(Stored data entries)
-- -- --
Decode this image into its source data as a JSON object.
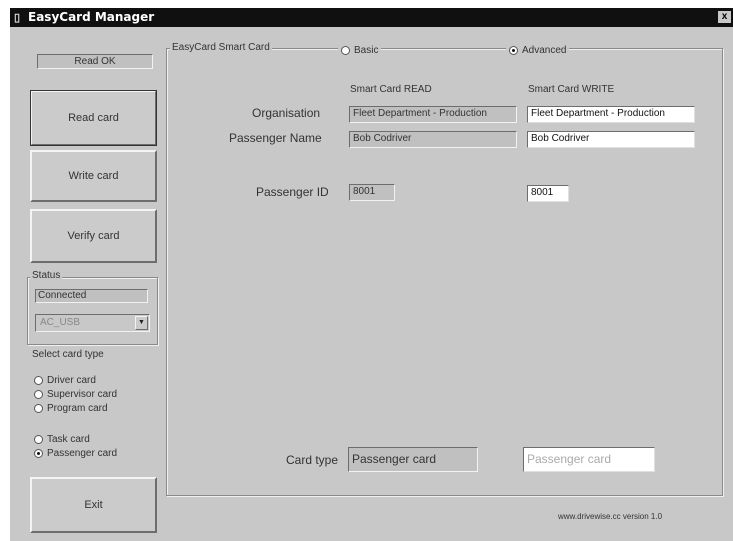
{
  "window": {
    "title": "EasyCard Manager",
    "close_glyph": "x",
    "app_icon": "card-icon"
  },
  "left_panel": {
    "status_line": "Read OK",
    "buttons": {
      "read": "Read card",
      "write": "Write card",
      "verify": "Verify card",
      "exit": "Exit"
    },
    "status_group": {
      "title": "Status",
      "connection": "Connected",
      "port": "AC_USB"
    },
    "card_type_group": {
      "title": "Select card type",
      "options": [
        "Driver card",
        "Supervisor card",
        "Program card",
        "Task card",
        "Passenger card"
      ],
      "selected": "Passenger card"
    }
  },
  "main": {
    "group_title": "EasyCard Smart Card",
    "mode": {
      "basic": "Basic",
      "advanced": "Advanced",
      "selected": "Advanced"
    },
    "col_read": "Smart Card READ",
    "col_write": "Smart Card WRITE",
    "organisation": {
      "label": "Organisation",
      "read": "Fleet Department - Production",
      "write": "Fleet Department - Production"
    },
    "passenger_name": {
      "label": "Passenger Name",
      "read": "Bob Codriver",
      "write": "Bob Codriver"
    },
    "passenger_id": {
      "label": "Passenger ID",
      "read": "8001",
      "write": "8001"
    },
    "card_type": {
      "label": "Card type",
      "read": "Passenger card",
      "write": "Passenger card"
    }
  },
  "footer": {
    "version": "www.drivewise.cc version 1.0"
  }
}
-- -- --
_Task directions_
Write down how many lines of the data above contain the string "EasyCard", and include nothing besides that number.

_Answer for the task_
2